Harrogate NHS boss reveals full Covid impact one year on from first positive case
A year that feels like a lifetime - that’s how Harrogate’s NHS boss would describe the Covid-19 pandemic so far.
As next week marks one year since the first patient who tested positive for coronavirus was admitted to Harrogate District Hospital, Chief Executive of the district’s NHS Foundation Trust, Steve Russell, has reflected on a time like no other.
With Prime Minister, Boris Johnson, outlining a ‘roadmap’ out of national lockdown and the country’s vaccination rollout in full swing, things are certainly looking up - but Mr Russell says the impact and repercussions of the pandemic will be felt for some time to come.
He told the Harrogate Advertiser: “One year ago, when we got our first Covid patient, we were definitely a bit anxious but we were well prepared and knew what we had to do at that time.
“But could we have predicted the impact the virus would have and how much our lives would be changed by it? Definitely not.
“We knew it would be tough, we knew it would be a challenge, but we just did not realise what we would have to face.
“If we’d had to guess, I think we still would have only got to about 10% of what we have actually been up against - no one could have predicted the difficult and deep impacts this would have on both our work and our personal lives.”
Following the Government’s announcement that all restrictions could be lifted by the end of June if infection rates continue to fall and the vaccination programme continues to make impressive progress, hope and optimism for a return to some kind of normality have swept the country.
And while there is definitely light at the end of the tunnel, Mr Russell says we cannot simply sweep the last year under the carpet and forget the harrowing effect the Covid crisis has had on so many people.
He said: “This definitely will not be like flicking a light switch.
“The roadmap gives us hope and reintroduces lots of things we have missed, but there is no way people who have worked on this can unsee what they have seen and unfeel what they have felt when June 21 comes.

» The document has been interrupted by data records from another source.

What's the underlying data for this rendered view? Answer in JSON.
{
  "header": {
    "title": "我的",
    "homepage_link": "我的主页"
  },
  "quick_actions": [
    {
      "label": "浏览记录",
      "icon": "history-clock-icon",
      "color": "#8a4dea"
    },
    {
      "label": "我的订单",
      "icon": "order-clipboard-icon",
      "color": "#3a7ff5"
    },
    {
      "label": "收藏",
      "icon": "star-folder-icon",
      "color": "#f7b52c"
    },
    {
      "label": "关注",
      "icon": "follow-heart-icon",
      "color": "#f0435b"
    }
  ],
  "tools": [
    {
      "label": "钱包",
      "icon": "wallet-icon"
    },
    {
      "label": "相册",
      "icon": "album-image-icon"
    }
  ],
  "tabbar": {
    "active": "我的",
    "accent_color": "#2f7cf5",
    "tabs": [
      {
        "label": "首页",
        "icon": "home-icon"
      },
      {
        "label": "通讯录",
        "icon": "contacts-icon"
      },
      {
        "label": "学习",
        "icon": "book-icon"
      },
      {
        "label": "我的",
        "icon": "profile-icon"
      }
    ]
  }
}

“We cannot just forget what we have been through.
“I never thought I would see something like this in my lifetime - when you think of pandemics you tend to think of times gone by.
“This virus has impacted every single person in the world in one way or another and I do think it will be a long process to get over that.”
Things are starting to look up for Harrogate however, with this week’s Covid-19 infection rate falling to 53.5 per 100,000 people - the lowest level since last September.
During the first peak last year, Harrogate District Hospital was treating around 30-40 Covid patients, a number which almost doubled during the latest peak, with between 60-70 people being treated for the virus at one time.
But the rate is falling once again, with an average of 10-20 patients on the ward at the moment - a figure which Mr Russell has deemed ‘incredibly positive and encouraging’.
“We have to focus on the good things and of course we are really excited for people to get back to doing the things they love and have missed throughout this time,” he said.
“That being said, we can’t become complacent and we have to realise Covid isn’t going to just disappear, we are simply going to live in a world where it exists but it is much more manageable.
“If everyone can continue to adhere to social distancing and hand hygiene rules that will be a huge help.
“All measures give us more chance of the continued easing of restrictions and help us to keep this virus under control.”
He also hopes the positivity, kindness and community spirit which has been so prevalent throughout the pandemic will continue, with key workers continuing to be recognised for their efforts.
Since the beginning of the crisis last year, residents have shown their support for those working tirelessly through the pandemic, with stunning rainbow artwork displayed in windows and the ‘clap for carers’ taking place every Thursday night.
The Harrogate Bus Company also dedicated a bus to the district’s key workers last year, filled with their images and a heartwarming ‘thank you’ message.
Mr Russell said: “As our lives start to return to something we recognise, we have to make sure we remember all our key workers who have kept going during the most extraordinary times.
“They have dealt with so much and kept the world turning, so I would ask everyone to continue to be kind to each other and offer their support.
“Words can’t easily convey the strength of feeling I have for my team - for everything they have done - but I have the most profound and heartfelt sense of gratitude and awe for what they have put themselves through.
“I have never been prouder of what everyone in the health profession has achieved. Thank you doesn’t even begin to cover it - I am humbled, in awe and inspired by them all.”